Saved entries
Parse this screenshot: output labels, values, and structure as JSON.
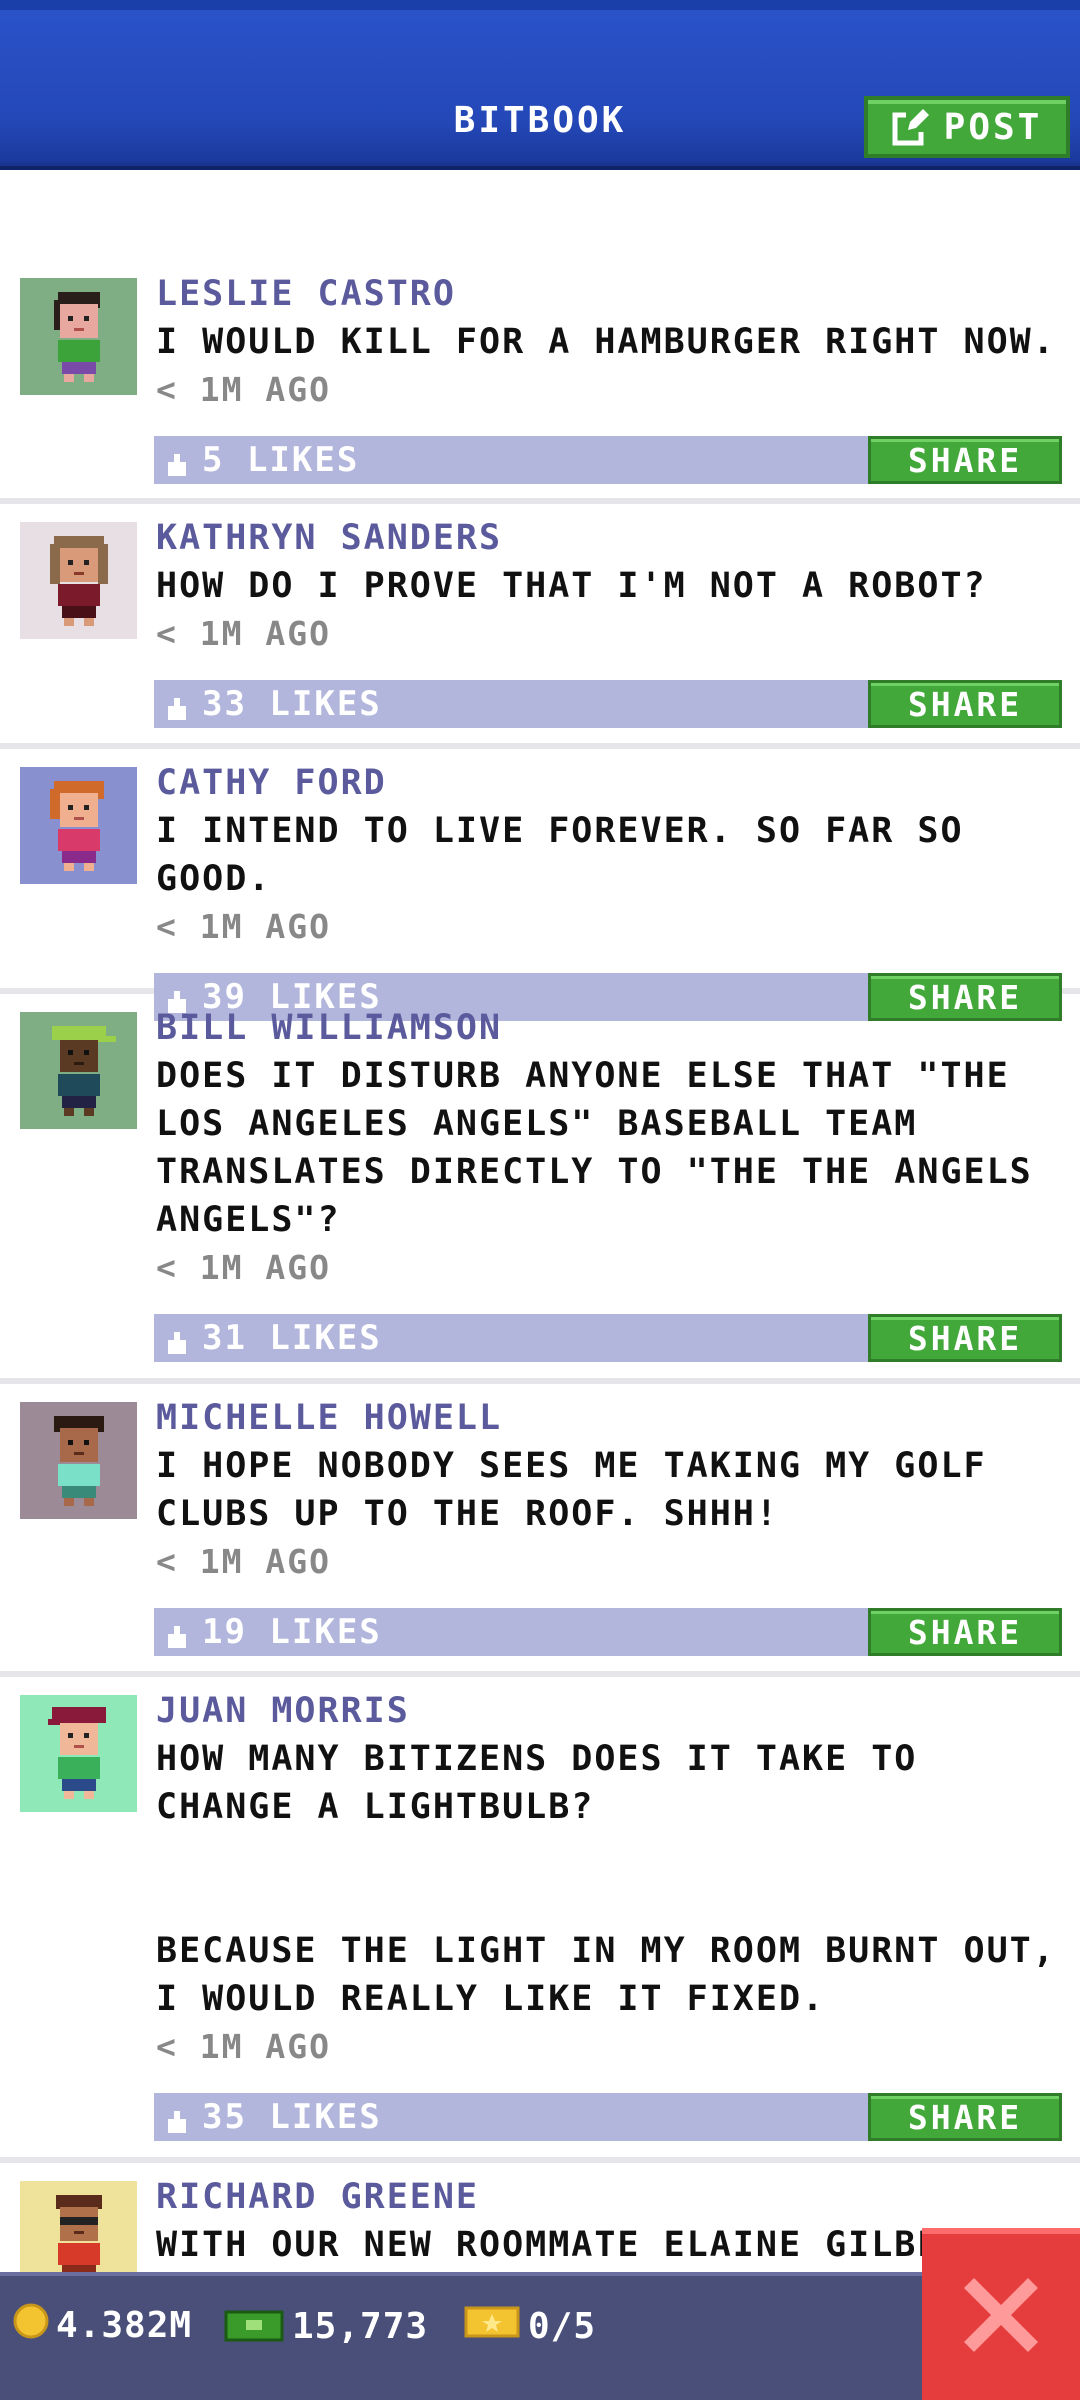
{
  "header": {
    "title": "BITBOOK",
    "post_label": "POST"
  },
  "posts": [
    {
      "author": "LESLIE CASTRO",
      "message": "I WOULD KILL FOR A HAMBURGER RIGHT NOW.",
      "time": "< 1M AGO",
      "likes": "5 LIKES",
      "share_label": "SHARE",
      "avatar_bg": "#7fae85"
    },
    {
      "author": "KATHRYN SANDERS",
      "message": "HOW DO I PROVE THAT I'M NOT A ROBOT?",
      "time": "< 1M AGO",
      "likes": "33 LIKES",
      "share_label": "SHARE",
      "avatar_bg": "#e8dfe4"
    },
    {
      "author": "CATHY FORD",
      "message": "I INTEND TO LIVE FOREVER. SO FAR SO GOOD.",
      "time": "< 1M AGO",
      "likes": "39 LIKES",
      "share_label": "SHARE",
      "avatar_bg": "#8890d0"
    },
    {
      "author": "BILL WILLIAMSON",
      "message": "DOES IT DISTURB ANYONE ELSE THAT \"THE LOS ANGELES ANGELS\" BASEBALL TEAM TRANSLATES DIRECTLY TO \"THE THE ANGELS ANGELS\"?",
      "time": "< 1M AGO",
      "likes": "31 LIKES",
      "share_label": "SHARE",
      "avatar_bg": "#7fae85"
    },
    {
      "author": "MICHELLE HOWELL",
      "message": "I HOPE NOBODY SEES ME TAKING MY GOLF CLUBS UP TO THE ROOF. SHHH!",
      "time": "< 1M AGO",
      "likes": "19 LIKES",
      "share_label": "SHARE",
      "avatar_bg": "#9c8a96"
    },
    {
      "author": "JUAN MORRIS",
      "message": "HOW MANY BITIZENS DOES IT TAKE TO CHANGE A LIGHTBULB?\n\n\nBECAUSE THE LIGHT IN MY ROOM BURNT OUT, I WOULD REALLY LIKE IT FIXED.",
      "time": "< 1M AGO",
      "likes": "35 LIKES",
      "share_label": "SHARE",
      "avatar_bg": "#8ee8b8"
    },
    {
      "author": "RICHARD GREENE",
      "message": "WITH OUR NEW ROOMMATE ELAINE GILBE",
      "time": "",
      "likes": "",
      "share_label": "",
      "avatar_bg": "#efe29a"
    }
  ],
  "bottom_bar": {
    "coins": "4.382M",
    "bux": "15,773",
    "tickets": "0/5"
  },
  "colors": {
    "header_blue": "#2448b8",
    "share_green": "#43a83a",
    "like_bar": "#b3b6dc",
    "author_purple": "#5a5a9c",
    "close_red": "#e53d3d"
  }
}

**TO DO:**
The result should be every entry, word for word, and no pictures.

**REPLY:**
Parse this screenshot: output labels, values, and structure as JSON.
{
  "header": {
    "title": "BITBOOK",
    "post_label": "POST"
  },
  "posts": [
    {
      "author": "LESLIE CASTRO",
      "message": "I WOULD KILL FOR A HAMBURGER RIGHT NOW.",
      "time": "< 1M AGO",
      "likes": "5 LIKES",
      "share_label": "SHARE",
      "avatar_bg": "#7fae85"
    },
    {
      "author": "KATHRYN SANDERS",
      "message": "HOW DO I PROVE THAT I'M NOT A ROBOT?",
      "time": "< 1M AGO",
      "likes": "33 LIKES",
      "share_label": "SHARE",
      "avatar_bg": "#e8dfe4"
    },
    {
      "author": "CATHY FORD",
      "message": "I INTEND TO LIVE FOREVER. SO FAR SO GOOD.",
      "time": "< 1M AGO",
      "likes": "39 LIKES",
      "share_label": "SHARE",
      "avatar_bg": "#8890d0"
    },
    {
      "author": "BILL WILLIAMSON",
      "message": "DOES IT DISTURB ANYONE ELSE THAT \"THE LOS ANGELES ANGELS\" BASEBALL TEAM TRANSLATES DIRECTLY TO \"THE THE ANGELS ANGELS\"?",
      "time": "< 1M AGO",
      "likes": "31 LIKES",
      "share_label": "SHARE",
      "avatar_bg": "#7fae85"
    },
    {
      "author": "MICHELLE HOWELL",
      "message": "I HOPE NOBODY SEES ME TAKING MY GOLF CLUBS UP TO THE ROOF. SHHH!",
      "time": "< 1M AGO",
      "likes": "19 LIKES",
      "share_label": "SHARE",
      "avatar_bg": "#9c8a96"
    },
    {
      "author": "JUAN MORRIS",
      "message": "HOW MANY BITIZENS DOES IT TAKE TO CHANGE A LIGHTBULB?\n\n\nBECAUSE THE LIGHT IN MY ROOM BURNT OUT, I WOULD REALLY LIKE IT FIXED.",
      "time": "< 1M AGO",
      "likes": "35 LIKES",
      "share_label": "SHARE",
      "avatar_bg": "#8ee8b8"
    },
    {
      "author": "RICHARD GREENE",
      "message": "WITH OUR NEW ROOMMATE ELAINE GILBE",
      "time": "",
      "likes": "",
      "share_label": "",
      "avatar_bg": "#efe29a"
    }
  ],
  "bottom_bar": {
    "coins": "4.382M",
    "bux": "15,773",
    "tickets": "0/5"
  },
  "colors": {
    "header_blue": "#2448b8",
    "share_green": "#43a83a",
    "like_bar": "#b3b6dc",
    "author_purple": "#5a5a9c",
    "close_red": "#e53d3d"
  }
}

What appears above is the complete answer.